The benefit of the cast iron is that you can use it to cook just about anything from eggs to ribeye steak to broccolini, and that’s why we like the drum roaster here at Three Keys Coffee. We find that we have a lot of flexibility with profiling in the drum roaster, which allows us to offer a wide range of roast styles and degrees.
Regardless of the style of roasting machine, after the green coffee is received and the orders for the day are in, the coffee is weighed out into batch sizes. The roaster is turned on and preheated to about 400 degrees Fahrenheit before roasting begins.
Remember the aforementioned moisture content? That is super important because coffee seeds are mostly cellulose– glorified wood chips.
Imagine dumping a bucket full of wood chips on a fire.

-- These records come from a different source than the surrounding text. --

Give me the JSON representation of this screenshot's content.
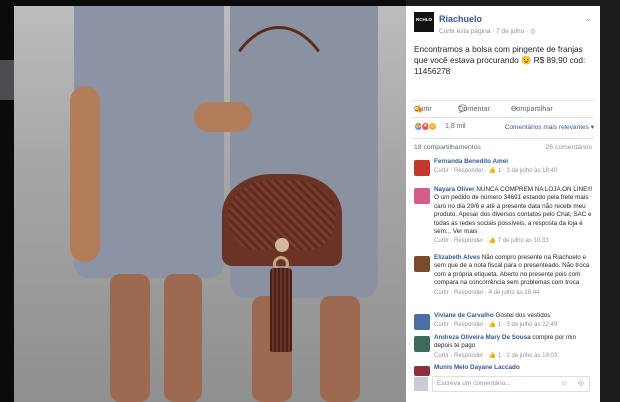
{
  "post": {
    "page_name": "Riachuelo",
    "logo_text": "RCHLO",
    "subtitle": "Curtir esta página · 7 de julho · ◎",
    "text": "Encontramos a bolsa com pingente de franjas que você estava procurando 😉 R$ 89,90 cod: 11456278"
  },
  "actions": {
    "like": "Curtir",
    "comment": "Comentar",
    "share": "Compartilhar"
  },
  "reactions": {
    "count": "1,8 mil",
    "sort_label": "Comentários mais relevantes ▾",
    "colors": {
      "like": "#5890ff",
      "love": "#f25268",
      "haha": "#f7b125"
    }
  },
  "stats": {
    "shares": "18 compartilhamentos",
    "comments": "26 comentários"
  },
  "comments": [
    {
      "author": "Fernanda Benedito Amei",
      "text": "",
      "meta": "Curtir · Responder · 👍 1 · 3 de julho às 18:40",
      "avatar_color": "#c0392b"
    },
    {
      "author": "Nayara Oliver",
      "text": "NUNCA COMPREM NA LOJA ON LINE!!! O um pedido de número 34691 estando pela frete mais caro no dia 29/6 e até a presente data não recebi meu produto. Apesar dos diversos contatos pelo Chat, SAC e todas as redes sociais possíveis, a resposta da loja é sem... Ver mais",
      "meta": "Curtir · Responder · 👍 7 de julho às 10:33",
      "avatar_color": "#d35d8b"
    },
    {
      "author": "Elizabeth Alves",
      "text": "Não compro presente na Riachuelo e sem que de a nota fiscal para o presenteado. Não troca com a própria etiqueta. Aberto no presente pois com compara na concorrência sem problemas com troca",
      "meta": "Curtir · Responder · 4 de julho às 18:44",
      "avatar_color": "#7a4b2a"
    },
    {
      "author": "Viviane de Carvalho",
      "text": "Gostei dos vestidos",
      "meta": "Curtir · Responder · 👍 1 · 3 de julho às 22:49",
      "avatar_color": "#4a6fa5"
    },
    {
      "author": "Andreza Oliveira Mary De Sousa",
      "text": "compre por min depois te pago",
      "meta": "Curtir · Responder · 👍 1 · 2 de julho às 19:03",
      "avatar_color": "#3d6b5a"
    },
    {
      "author": "Munis Melo Dayane Laccado",
      "text": "",
      "meta": "",
      "avatar_color": "#8e2f3c"
    }
  ],
  "comment_box": {
    "placeholder": "Escreva um comentário...",
    "icons": "☺ ◎"
  },
  "icons": {
    "chevron": "chevron-down-icon",
    "like": "thumbs-up-icon",
    "comment": "comment-icon",
    "share": "share-icon",
    "emoji": "emoji-icon",
    "camera": "camera-icon"
  },
  "colors": {
    "link": "#365899",
    "muted": "#90949c",
    "text": "#1d2129",
    "bag": "#6b3226",
    "dress": "#8b93a4"
  }
}
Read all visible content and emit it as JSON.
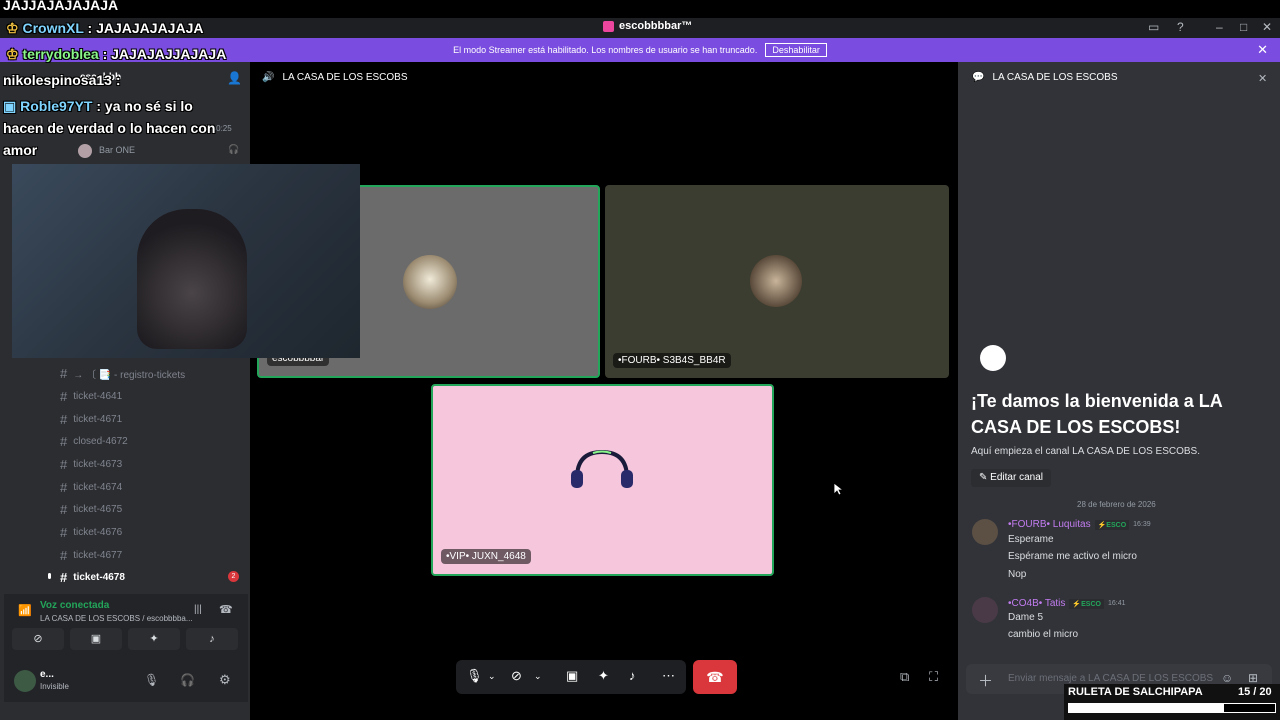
{
  "overlay_chat": [
    {
      "name": "",
      "text": "JAJJAJAJAJAJA"
    },
    {
      "name": "CrownXL",
      "text": " : JAJAJAJAJAJA"
    },
    {
      "name": "terrydoblea",
      "text": " : JAJAJAJJAJAJA"
    },
    {
      "name": "nikolespinosa13",
      "text": " : "
    },
    {
      "name": "Roble97YT",
      "text": " : ya no sé si lo"
    },
    {
      "name": "",
      "text": "hacen de verdad o lo hacen con"
    },
    {
      "name": "",
      "text": "amor"
    }
  ],
  "titlebar": {
    "title": "escobbbbar™"
  },
  "banner": {
    "text": "El modo Streamer está habilitado. Los nombres de usuario se han truncado.",
    "button": "Deshabilitar"
  },
  "sidebar": {
    "server_name": "escobbb",
    "bar_one": "Bar ONE",
    "time": "3:40:25",
    "channels": [
      {
        "name": "→ 〔 📑 - registro-tickets",
        "active": false
      },
      {
        "name": "ticket-4641",
        "active": false
      },
      {
        "name": "ticket-4671",
        "active": false
      },
      {
        "name": "closed-4672",
        "active": false
      },
      {
        "name": "ticket-4673",
        "active": false
      },
      {
        "name": "ticket-4674",
        "active": false
      },
      {
        "name": "ticket-4675",
        "active": false
      },
      {
        "name": "ticket-4676",
        "active": false
      },
      {
        "name": "ticket-4677",
        "active": false
      },
      {
        "name": "ticket-4678",
        "active": true
      }
    ],
    "unread_badge": "2",
    "voice": {
      "status": "Voz conectada",
      "channel": "LA CASA DE LOS ESCOBS / escobbbba..."
    },
    "user": {
      "name": "e...",
      "status": "Invisible"
    }
  },
  "main": {
    "title": "LA CASA DE LOS ESCOBS",
    "tiles": [
      {
        "name": "escobbbbar"
      },
      {
        "name": "•FOURB• S3B4S_BB4R"
      },
      {
        "name": "•VIP• JUXN_4648"
      }
    ]
  },
  "chat": {
    "title": "LA CASA DE LOS ESCOBS",
    "welcome_title": "¡Te damos la bienvenida a LA CASA DE LOS ESCOBS!",
    "welcome_sub": "Aquí empieza el canal LA CASA DE LOS ESCOBS.",
    "edit_button": "Editar canal",
    "date": "28 de febrero de 2026",
    "messages": [
      {
        "user": "•FOURB• Luquitas",
        "tag": "⚡ESCO",
        "time": "16:39",
        "lines": [
          "Esperame",
          "Espérame me activo el micro",
          "Nop"
        ]
      },
      {
        "user": "•CO4B• Tatis",
        "tag": "⚡ESCO",
        "time": "16:41",
        "lines": [
          "Dame 5",
          "cambio el micro"
        ]
      }
    ],
    "input_placeholder": "Enviar mensaje a LA CASA DE LOS ESCOBS"
  },
  "ruleta": {
    "label": "RULETA DE SALCHIPAPA",
    "count": "15  / 20",
    "progress": 0.75
  },
  "colors": {
    "accent": "#7b4ce0",
    "hangup": "#da373c",
    "tile_pink": "#f5c6dc",
    "tile_gray": "#6b6b6b",
    "tile_olive": "#3b3d31",
    "online": "#23a55a"
  }
}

Your goal is to get the wood chips hot, and to start them changing color, but you don’t want them to also start on fire. The wetter the wood chip, the easier it is to not catch them on fire, right? But you also don’t want your wood chips to start molding while they’re in wood chip storage. So you need the wood chips to be dry enough not to mold, but not too dry.
So phase one of roasting is drying. When roasters plot the temperature curve of their roasts, it starts off with a precipitous drop. The temperature of the roasting machine is brought way down by the addition of the room temperature green coffee.
First, the coffee and the roaster must reach a temperature equilibrium. This is called the point of change– where the temperature stops dropping, steadies, and starts to rise again. Then the coffee finishes drying out the last 10% or so of moisture. Then the cellulose and other components start to undergo their chemical reactions.
The coffee smoothly progresses from green to yellow, from yellow to tan, and then something cool starts to happen. The remaining moisture inside of the seed reaches a critical point of vaporization and can no longer be contained by the seed. That’s called first crack. The coffee, light brown at this point, starts to crackle inside the roaster. It’s quieter than popcorn, but louder than, say, breakfast cereal.
This phase– after first crack, before the end of the roast– is the start of development phase. This is the phase where lots of good stuff starts happening. Organic acids and sugars start to transform with caramelization and maillard reactions. If everything that happens before first crack is a warm-up, development is when the roast comes into its own.This is where the magic happens. The roaster (the person, not the machine,) pays close attention to the look and smell of the coffee at this point, and during development is when they must choose the ultimate goal for the flavor of the coffee.
After first crack and into development, the coffee can go from light to medium to medium dark. Somewhere around medium dark, depending on the coffee, the seeds will start to crack once again. Second crack is quieter and less dramatic than first crack.
First crack is the release of water vapors, whereas second crack is the release of CO2 gas that has built up in the heat. Many roasters won’t push all the way to second crack, and definitely not beyond it. Beyond second crack is when the coffee starts to actively turn to carbon. (Then you have coffee that you can write on the sidewalk with.)
From there, the coffee is poured out of the hot roaster drum into a tray where it’s cooled before being bagged and sent to your front door.
Once you start to understand a bit about roasting coffee, you’ll see why we find a similar love for coffee and jazz music. Profiling the coffee is like learning a variation on a new theme, and performing the roast day after day and adapting to changes to keep it tasting the best is exactly what every musician with a daily practice does.
Roasting coffee and jazz music are both all about exploration and experimentation informed by practice and theory. And that's the music in your cup.